1805: Beast of burden of choice: oxen. 2005: Beast of burden of choice: algae. Science Now reported an unusual item: scientists have learned how to hitch their loads to a single-celled green alga named Chlamydomonas reinhardtii (see Yale description).  Researchers are actually calling their little teams “micro-oxen.” Scientists are increasingly interested in harnessing biological motors […]

Do Emperor Penguins Know the Meaning of True Love?

The nature film sensation March of the Penguins is capturing the public imagination because of its portrayal of emperor penguins in almost anthropomorphic visions.  Strutting upright in their feathery tuxedos, these Antarctic seabirds seem almost human: they love, they walk, they sacrifice, they grieve over the loss of a chick, they endure hardship bravely, they […]

From Emperors to Monarchs….
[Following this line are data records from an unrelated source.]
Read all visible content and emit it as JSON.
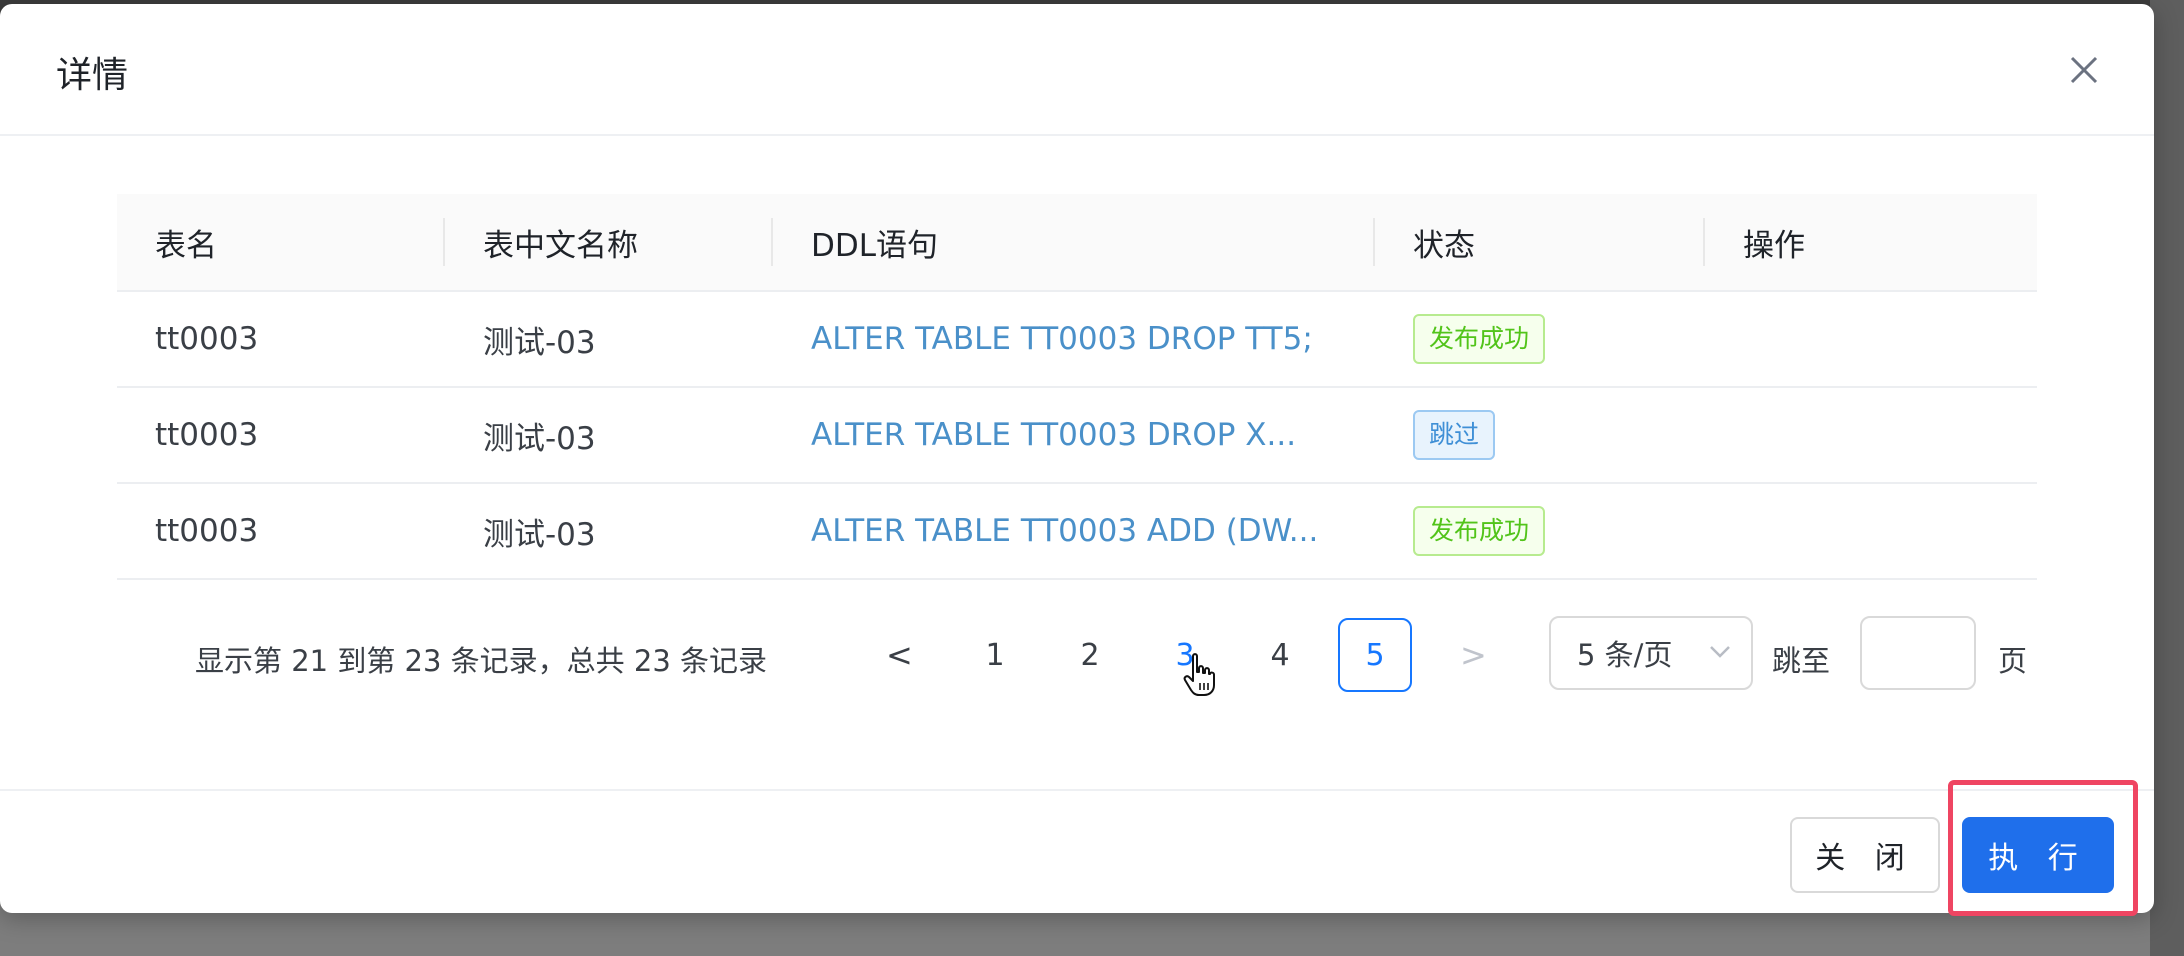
{
  "dialog": {
    "title": "详情"
  },
  "table": {
    "columns": [
      "表名",
      "表中文名称",
      "DDL语句",
      "状态",
      "操作"
    ],
    "rows": [
      {
        "table_name": "tt0003",
        "table_cn_name": "测试-03",
        "ddl": "ALTER TABLE TT0003 DROP TT5;",
        "status": "发布成功",
        "status_type": "success"
      },
      {
        "table_name": "tt0003",
        "table_cn_name": "测试-03",
        "ddl": "ALTER TABLE TT0003 DROP X...",
        "status": "跳过",
        "status_type": "skip"
      },
      {
        "table_name": "tt0003",
        "table_cn_name": "测试-03",
        "ddl": "ALTER TABLE TT0003 ADD (DW...",
        "status": "发布成功",
        "status_type": "success"
      }
    ]
  },
  "pagination": {
    "summary": "显示第 21 到第 23 条记录，总共 23 条记录",
    "prev": "<",
    "next": ">",
    "pages": [
      "1",
      "2",
      "3",
      "4",
      "5"
    ],
    "current_page": "5",
    "page_size": "5 条/页",
    "jump_label": "跳至",
    "jump_value": "",
    "page_suffix": "页"
  },
  "footer": {
    "close_label": "关 闭",
    "execute_label": "执 行"
  },
  "colors": {
    "primary": "#1f6feb",
    "link": "#4a90c9",
    "success": "#52c41a",
    "highlight": "#ef4562"
  }
}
If lion is king, and penguin is emperor, who would have thought a dainty insect would be monarch?  EurekAlert posted a story earlier this month too good to pass up: monarch butterflies follow the light – ultraviolet light – to their breeding grounds.  Scientists at Hebrew University, working with monarchs in a specially-designed flight simulator […]

Italy Going Soft on Darwinism

The controversy over evolution is not limited to American shores.  An editorial in the September issue of American Naturalist1 expresses concern that evolutionary biology is getting a low-key treatment in Italian universities: The Darwinian theory of evolution by natural selection is the unifying principle of the biological sciences.  Unfortunately in the Italian academic system, evolutionary […]

Meteorite Impacts Solar System Theories

A study partly funded by NASA and published in Nature1 has thrown a “monkey wrench” into theories of the origin of the solar system, according to a press release from the University of Toronto.  Small grains of minerals called chondrules in two meteorites are “young” – too young to have been formed in the assumed […]

Fossil Brachiopod Shows Soft Part Details

American and British paleontologists described in Nature1 the discovery of nearly complete brachiopods with calcified soft parts intact.  They exhibited intricate details never before seen in fossils of these organisms, sometimes called lamp shells.  Brachiopods, a type of marine animal that attached itself to the sea floor with a pedicle or stalk, were very abundant […]

Dumb Down or Wise Up?  Rhetoric Over ID Intensifies

More and more reporters, scientists and scientific societies are weighing in with their opinions on evolution vs. intelligent design (ID) this week (see 08/13/2005 entry).  Here are some of the more interesting of the recent salvos: It’s Official: ID Is Not Science:  If the scientific validity of an idea can be ruled by authority, then […]
All Posts by Date